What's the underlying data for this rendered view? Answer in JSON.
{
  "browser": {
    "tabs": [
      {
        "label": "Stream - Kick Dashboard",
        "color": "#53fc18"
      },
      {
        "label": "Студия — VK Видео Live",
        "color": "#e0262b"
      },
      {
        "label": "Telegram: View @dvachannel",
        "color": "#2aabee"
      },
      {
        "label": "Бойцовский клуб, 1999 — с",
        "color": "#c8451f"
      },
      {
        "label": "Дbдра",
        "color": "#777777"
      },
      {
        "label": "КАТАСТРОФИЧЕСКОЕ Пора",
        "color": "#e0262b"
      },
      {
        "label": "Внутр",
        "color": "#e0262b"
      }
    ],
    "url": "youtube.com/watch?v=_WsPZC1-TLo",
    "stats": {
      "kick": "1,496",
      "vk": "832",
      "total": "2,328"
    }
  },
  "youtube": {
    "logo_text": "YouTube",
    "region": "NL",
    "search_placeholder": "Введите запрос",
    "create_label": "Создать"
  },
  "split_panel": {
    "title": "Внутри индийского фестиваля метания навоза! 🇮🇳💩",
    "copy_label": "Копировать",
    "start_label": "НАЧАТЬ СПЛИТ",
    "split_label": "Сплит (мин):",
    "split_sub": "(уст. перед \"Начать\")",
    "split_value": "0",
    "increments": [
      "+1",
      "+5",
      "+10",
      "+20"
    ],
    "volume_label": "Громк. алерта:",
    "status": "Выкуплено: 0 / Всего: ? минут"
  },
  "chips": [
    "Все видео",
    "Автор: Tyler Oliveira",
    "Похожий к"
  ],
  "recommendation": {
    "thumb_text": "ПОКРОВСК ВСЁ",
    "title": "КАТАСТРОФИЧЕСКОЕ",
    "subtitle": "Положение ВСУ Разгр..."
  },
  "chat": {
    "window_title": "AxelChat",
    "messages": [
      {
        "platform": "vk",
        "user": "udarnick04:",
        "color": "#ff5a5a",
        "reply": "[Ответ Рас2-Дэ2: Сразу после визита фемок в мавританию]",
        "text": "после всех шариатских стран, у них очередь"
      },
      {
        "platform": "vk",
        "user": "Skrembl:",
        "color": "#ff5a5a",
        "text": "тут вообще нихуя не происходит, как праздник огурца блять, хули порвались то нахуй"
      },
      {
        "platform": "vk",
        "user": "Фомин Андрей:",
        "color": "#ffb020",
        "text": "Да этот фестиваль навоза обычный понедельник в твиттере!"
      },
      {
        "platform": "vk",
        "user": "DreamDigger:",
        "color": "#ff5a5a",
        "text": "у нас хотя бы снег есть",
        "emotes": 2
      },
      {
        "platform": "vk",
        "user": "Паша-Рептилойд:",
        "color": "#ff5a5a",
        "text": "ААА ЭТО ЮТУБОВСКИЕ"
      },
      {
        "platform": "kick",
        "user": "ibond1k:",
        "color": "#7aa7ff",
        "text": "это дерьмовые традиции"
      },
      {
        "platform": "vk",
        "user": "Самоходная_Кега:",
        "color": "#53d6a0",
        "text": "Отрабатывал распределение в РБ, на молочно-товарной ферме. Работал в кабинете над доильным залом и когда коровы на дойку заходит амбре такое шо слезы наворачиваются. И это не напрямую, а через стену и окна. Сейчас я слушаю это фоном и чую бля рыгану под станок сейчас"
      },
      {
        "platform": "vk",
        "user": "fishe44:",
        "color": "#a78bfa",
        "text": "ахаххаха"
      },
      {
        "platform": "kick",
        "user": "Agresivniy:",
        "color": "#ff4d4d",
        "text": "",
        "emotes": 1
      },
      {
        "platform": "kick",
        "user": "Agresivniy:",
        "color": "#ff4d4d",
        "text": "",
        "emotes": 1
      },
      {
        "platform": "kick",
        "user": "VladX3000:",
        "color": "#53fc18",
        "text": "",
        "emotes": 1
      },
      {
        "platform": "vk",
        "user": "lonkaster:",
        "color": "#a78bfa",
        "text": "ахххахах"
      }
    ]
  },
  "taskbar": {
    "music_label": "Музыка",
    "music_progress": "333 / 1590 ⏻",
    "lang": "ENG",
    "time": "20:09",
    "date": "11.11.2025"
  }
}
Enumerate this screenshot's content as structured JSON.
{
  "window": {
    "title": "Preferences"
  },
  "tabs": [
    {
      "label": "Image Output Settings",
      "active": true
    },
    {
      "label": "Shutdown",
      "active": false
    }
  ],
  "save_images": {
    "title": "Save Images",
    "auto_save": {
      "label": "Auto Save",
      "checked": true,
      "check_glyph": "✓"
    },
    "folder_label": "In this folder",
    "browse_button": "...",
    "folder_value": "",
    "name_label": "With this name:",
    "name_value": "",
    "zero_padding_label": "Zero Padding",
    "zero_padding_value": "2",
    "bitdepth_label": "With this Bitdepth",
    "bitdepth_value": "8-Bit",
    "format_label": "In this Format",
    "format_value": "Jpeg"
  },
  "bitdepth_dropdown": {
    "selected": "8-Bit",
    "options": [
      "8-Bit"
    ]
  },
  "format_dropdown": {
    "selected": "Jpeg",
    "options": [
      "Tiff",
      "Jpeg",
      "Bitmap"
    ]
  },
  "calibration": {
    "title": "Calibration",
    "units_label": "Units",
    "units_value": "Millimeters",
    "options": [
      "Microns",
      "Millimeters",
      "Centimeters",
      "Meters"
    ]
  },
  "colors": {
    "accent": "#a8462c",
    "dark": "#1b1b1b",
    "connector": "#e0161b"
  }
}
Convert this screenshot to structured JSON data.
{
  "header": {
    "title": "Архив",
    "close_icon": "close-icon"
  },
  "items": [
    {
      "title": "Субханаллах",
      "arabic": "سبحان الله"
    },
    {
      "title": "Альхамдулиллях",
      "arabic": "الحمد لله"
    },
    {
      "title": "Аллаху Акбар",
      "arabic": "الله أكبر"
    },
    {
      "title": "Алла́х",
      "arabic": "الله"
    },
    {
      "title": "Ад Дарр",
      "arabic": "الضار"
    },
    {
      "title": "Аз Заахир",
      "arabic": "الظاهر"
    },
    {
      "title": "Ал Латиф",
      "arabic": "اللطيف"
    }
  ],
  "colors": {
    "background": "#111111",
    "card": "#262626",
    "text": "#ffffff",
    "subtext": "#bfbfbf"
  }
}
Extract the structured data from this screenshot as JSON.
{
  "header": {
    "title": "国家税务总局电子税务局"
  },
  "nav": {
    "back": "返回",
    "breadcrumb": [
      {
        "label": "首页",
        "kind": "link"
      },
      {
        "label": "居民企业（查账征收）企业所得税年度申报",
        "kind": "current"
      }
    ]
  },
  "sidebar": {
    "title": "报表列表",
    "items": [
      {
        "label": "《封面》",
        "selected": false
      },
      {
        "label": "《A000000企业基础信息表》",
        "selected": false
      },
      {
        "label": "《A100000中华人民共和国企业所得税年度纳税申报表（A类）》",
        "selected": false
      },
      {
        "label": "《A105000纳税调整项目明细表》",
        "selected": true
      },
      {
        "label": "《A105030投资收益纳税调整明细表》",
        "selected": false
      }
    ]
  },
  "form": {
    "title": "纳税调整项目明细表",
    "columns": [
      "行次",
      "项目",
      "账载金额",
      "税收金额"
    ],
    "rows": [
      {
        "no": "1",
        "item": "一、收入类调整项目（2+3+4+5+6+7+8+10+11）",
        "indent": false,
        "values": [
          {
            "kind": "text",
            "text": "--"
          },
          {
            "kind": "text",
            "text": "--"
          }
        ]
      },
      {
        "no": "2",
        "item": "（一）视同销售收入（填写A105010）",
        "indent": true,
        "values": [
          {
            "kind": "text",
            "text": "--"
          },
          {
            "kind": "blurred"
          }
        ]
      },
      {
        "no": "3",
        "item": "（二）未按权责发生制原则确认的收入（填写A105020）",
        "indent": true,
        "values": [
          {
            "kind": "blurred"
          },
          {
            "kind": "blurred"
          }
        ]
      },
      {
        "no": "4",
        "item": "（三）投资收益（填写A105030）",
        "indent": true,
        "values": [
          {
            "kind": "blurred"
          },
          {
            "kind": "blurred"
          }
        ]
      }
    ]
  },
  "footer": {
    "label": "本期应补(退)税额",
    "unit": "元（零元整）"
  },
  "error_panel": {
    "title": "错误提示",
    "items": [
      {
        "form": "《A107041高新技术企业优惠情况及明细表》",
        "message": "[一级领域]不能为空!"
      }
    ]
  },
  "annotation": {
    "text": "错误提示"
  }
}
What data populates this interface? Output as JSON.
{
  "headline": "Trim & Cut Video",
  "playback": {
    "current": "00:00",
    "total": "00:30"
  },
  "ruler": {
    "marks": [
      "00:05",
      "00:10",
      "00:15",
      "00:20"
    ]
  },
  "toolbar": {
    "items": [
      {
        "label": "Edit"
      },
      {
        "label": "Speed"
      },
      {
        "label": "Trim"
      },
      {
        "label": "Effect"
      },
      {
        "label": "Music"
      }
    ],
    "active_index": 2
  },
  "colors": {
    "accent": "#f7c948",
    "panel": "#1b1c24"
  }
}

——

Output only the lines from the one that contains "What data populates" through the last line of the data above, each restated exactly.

§ **Response below**
What data populates this interface? Output as JSON.
{
  "headline": "Trim & Cut Video",
  "playback": {
    "current": "00:00",
    "total": "00:30"
  },
  "ruler": {
    "marks": [
      "00:05",
      "00:10",
      "00:15",
      "00:20"
    ]
  },
  "toolbar": {
    "items": [
      {
        "label": "Edit"
      },
      {
        "label": "Speed"
      },
      {
        "label": "Trim"
      },
      {
        "label": "Effect"
      },
      {
        "label": "Music"
      }
    ],
    "active_index": 2
  },
  "colors": {
    "accent": "#f7c948",
    "panel": "#1b1c24"
  }
}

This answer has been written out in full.